What you should do: Check every line of the data for the word "this", and copy those that have it.

Record excerpts:

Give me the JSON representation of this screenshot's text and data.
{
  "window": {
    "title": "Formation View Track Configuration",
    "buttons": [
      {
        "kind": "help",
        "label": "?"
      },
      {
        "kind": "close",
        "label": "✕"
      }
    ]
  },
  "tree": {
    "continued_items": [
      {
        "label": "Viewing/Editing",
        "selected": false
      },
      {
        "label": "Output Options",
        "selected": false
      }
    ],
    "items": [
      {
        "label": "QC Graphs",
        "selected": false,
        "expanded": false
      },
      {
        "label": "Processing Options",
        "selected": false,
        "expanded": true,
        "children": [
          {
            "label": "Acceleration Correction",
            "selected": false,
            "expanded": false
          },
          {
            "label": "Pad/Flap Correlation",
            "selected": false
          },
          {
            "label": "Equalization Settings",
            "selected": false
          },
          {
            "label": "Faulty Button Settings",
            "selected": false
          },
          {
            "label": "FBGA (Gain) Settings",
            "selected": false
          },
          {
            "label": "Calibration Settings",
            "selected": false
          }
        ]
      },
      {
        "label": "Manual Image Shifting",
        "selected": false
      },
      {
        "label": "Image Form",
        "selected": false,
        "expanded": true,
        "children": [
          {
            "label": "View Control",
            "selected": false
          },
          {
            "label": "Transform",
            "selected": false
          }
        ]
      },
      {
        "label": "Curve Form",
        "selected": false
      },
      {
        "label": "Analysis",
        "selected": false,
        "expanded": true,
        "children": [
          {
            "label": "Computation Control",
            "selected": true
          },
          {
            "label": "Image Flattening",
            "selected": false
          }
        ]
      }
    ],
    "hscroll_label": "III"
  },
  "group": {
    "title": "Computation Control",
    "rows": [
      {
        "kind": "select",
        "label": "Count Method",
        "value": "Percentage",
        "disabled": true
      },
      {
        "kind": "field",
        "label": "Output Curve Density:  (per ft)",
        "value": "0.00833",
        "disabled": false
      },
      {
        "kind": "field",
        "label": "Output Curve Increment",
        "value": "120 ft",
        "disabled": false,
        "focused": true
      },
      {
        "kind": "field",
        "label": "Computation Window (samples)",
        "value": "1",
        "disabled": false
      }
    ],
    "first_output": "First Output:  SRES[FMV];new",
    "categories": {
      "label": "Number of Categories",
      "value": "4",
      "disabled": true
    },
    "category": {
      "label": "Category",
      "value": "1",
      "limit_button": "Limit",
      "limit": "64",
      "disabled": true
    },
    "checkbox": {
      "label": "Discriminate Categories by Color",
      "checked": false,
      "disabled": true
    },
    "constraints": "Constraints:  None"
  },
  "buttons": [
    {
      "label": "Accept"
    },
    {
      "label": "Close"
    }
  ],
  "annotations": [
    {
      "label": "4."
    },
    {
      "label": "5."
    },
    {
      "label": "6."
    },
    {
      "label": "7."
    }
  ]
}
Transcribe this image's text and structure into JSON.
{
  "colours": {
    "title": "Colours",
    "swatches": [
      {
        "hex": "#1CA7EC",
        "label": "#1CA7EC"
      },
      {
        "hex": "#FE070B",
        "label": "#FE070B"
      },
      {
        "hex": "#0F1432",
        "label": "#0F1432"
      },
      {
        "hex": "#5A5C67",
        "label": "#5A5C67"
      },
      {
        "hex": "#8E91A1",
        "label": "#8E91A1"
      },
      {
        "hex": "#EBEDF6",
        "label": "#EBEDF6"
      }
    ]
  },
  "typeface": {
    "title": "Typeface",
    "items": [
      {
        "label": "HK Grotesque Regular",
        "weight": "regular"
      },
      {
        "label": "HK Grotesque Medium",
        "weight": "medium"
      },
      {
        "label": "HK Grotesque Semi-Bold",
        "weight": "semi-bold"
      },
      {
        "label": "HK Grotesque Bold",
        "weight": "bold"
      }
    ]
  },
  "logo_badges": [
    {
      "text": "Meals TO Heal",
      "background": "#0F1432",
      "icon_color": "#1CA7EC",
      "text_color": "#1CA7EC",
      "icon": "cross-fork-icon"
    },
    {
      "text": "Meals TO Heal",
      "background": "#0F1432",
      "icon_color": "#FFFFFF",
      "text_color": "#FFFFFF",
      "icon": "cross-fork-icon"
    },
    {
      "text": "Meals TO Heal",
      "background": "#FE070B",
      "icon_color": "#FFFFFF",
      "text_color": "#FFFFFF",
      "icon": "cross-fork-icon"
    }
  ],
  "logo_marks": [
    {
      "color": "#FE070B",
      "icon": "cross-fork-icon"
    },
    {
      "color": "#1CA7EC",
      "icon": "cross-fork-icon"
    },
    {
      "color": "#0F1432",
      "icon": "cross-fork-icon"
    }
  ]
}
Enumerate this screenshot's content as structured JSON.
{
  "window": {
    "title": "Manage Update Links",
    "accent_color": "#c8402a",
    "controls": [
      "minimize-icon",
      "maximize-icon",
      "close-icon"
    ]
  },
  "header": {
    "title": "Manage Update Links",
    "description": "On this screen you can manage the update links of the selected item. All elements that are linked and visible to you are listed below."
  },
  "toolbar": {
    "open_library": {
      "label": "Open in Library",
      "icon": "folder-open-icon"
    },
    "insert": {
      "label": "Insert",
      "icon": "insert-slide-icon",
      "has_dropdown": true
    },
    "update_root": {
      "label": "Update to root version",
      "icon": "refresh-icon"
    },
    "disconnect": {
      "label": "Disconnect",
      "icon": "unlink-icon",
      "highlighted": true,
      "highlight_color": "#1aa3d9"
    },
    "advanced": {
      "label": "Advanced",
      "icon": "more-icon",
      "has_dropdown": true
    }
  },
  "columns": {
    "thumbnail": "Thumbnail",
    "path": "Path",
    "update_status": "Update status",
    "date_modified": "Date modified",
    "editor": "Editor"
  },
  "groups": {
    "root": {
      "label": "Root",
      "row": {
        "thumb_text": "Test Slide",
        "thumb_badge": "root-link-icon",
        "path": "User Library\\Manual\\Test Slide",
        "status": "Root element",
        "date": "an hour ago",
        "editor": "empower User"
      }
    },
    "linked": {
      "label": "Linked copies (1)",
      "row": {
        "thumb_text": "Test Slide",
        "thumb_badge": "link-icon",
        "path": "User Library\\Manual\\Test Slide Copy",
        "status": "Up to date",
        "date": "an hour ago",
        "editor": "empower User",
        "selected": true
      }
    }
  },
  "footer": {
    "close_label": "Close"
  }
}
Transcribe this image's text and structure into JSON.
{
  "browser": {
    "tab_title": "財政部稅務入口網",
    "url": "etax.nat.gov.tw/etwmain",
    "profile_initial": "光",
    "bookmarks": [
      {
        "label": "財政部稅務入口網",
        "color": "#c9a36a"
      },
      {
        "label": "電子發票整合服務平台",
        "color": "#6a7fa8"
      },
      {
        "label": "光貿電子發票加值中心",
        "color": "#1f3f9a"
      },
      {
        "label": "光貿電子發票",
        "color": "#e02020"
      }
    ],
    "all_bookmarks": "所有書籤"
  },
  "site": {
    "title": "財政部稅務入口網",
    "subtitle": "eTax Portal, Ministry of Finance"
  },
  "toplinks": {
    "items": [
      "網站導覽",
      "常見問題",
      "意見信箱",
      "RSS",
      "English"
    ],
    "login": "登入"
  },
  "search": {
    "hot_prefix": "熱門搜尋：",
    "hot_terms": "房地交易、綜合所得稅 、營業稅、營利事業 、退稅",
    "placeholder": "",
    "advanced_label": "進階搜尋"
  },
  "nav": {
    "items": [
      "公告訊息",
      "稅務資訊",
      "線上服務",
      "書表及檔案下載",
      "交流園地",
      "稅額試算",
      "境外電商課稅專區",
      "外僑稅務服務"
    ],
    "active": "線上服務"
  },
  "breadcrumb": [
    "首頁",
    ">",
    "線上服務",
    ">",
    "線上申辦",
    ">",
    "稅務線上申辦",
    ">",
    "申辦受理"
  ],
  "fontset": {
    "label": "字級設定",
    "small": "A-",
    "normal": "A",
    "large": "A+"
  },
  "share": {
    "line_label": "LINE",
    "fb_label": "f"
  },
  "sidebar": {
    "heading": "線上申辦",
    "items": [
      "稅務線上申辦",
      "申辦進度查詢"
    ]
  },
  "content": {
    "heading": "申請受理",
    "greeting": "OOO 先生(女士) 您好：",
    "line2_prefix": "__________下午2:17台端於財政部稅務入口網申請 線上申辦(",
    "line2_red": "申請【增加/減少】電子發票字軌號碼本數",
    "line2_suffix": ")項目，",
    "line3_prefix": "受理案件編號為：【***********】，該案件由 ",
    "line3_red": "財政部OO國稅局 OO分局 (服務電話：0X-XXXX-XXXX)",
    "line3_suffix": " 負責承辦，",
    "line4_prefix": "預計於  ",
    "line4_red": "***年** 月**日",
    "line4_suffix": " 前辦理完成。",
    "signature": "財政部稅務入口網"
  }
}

Problem solution:
Give me the JSON representation of this screenshot's text and data.
Transcribe this image's text and structure into JSON.
Enumerate this screenshot's content as structured JSON.
    "description": "On this screen you can manage the update links of the selected item. All elements that are linked and visible to you are listed below."
Transcribe this image's text and structure into JSON.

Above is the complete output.